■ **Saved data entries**
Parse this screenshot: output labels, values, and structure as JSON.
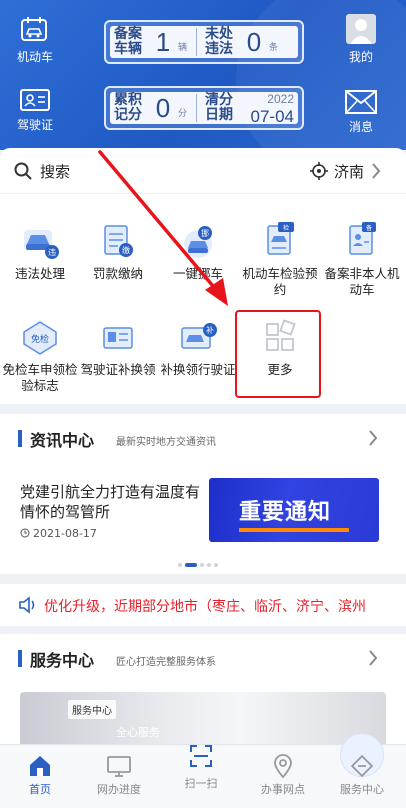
{
  "header": {
    "left_buttons": [
      {
        "label": "机动车",
        "icon": "car-calendar-icon"
      },
      {
        "label": "驾驶证",
        "icon": "id-card-icon"
      }
    ],
    "right_buttons": [
      {
        "label": "我的",
        "icon": "avatar-icon"
      },
      {
        "label": "消息",
        "icon": "envelope-icon"
      }
    ],
    "vehicle_card": {
      "label_a": "备案车辆",
      "value_a": "1",
      "unit_a": "辆",
      "label_b": "未处违法",
      "value_b": "0",
      "unit_b": "条"
    },
    "score_card": {
      "label_a": "累积记分",
      "value_a": "0",
      "unit_a": "分",
      "label_b": "清分日期",
      "year": "2022",
      "date": "07-04"
    }
  },
  "search": {
    "placeholder": "搜索",
    "city": "济南"
  },
  "services_grid": [
    {
      "label": "违法处理",
      "icon": "violation-car-icon"
    },
    {
      "label": "罚款缴纳",
      "icon": "fine-payment-icon"
    },
    {
      "label": "一键挪车",
      "icon": "move-car-icon"
    },
    {
      "label": "机动车检验预约",
      "icon": "inspection-booking-icon"
    },
    {
      "label": "备案非本人机动车",
      "icon": "vehicle-record-icon"
    },
    {
      "label": "免检车申领检验标志",
      "icon": "exempt-sticker-icon"
    },
    {
      "label": "驾驶证补换领",
      "icon": "license-replace-icon"
    },
    {
      "label": "补换领行驶证",
      "icon": "driving-permit-icon"
    },
    {
      "label": "更多",
      "icon": "more-grid-icon"
    }
  ],
  "news": {
    "title": "资讯中心",
    "subtitle": "最新实时地方交通资讯",
    "item_title": "党建引航全力打造有温度有情怀的驾管所",
    "item_date": "2021-08-17",
    "image_text": "重要通知"
  },
  "notice": {
    "text": "优化升级，近期部分地市（枣庄、临沂、济宁、滨州"
  },
  "service_center": {
    "title": "服务中心",
    "subtitle": "匠心打造完整服务体系",
    "tag": "服务中心",
    "caption": "全心服务"
  },
  "tabbar": [
    {
      "label": "首页",
      "icon": "home-icon",
      "active": true
    },
    {
      "label": "网办进度",
      "icon": "monitor-icon",
      "active": false
    },
    {
      "label": "扫一扫",
      "icon": "scan-icon",
      "active": false
    },
    {
      "label": "办事网点",
      "icon": "location-pin-icon",
      "active": false
    },
    {
      "label": "服务中心",
      "icon": "service-icon",
      "active": false
    }
  ],
  "colors": {
    "header_blue": "#2a62cc",
    "accent_blue": "#2a5fc4",
    "notice_red": "#e8202a",
    "annotation_red": "#e8141b"
  }
}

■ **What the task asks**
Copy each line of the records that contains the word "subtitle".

■ **Exercise answer**
    "subtitle": "最新实时地方交通资讯",
    "subtitle": "匠心打造完整服务体系",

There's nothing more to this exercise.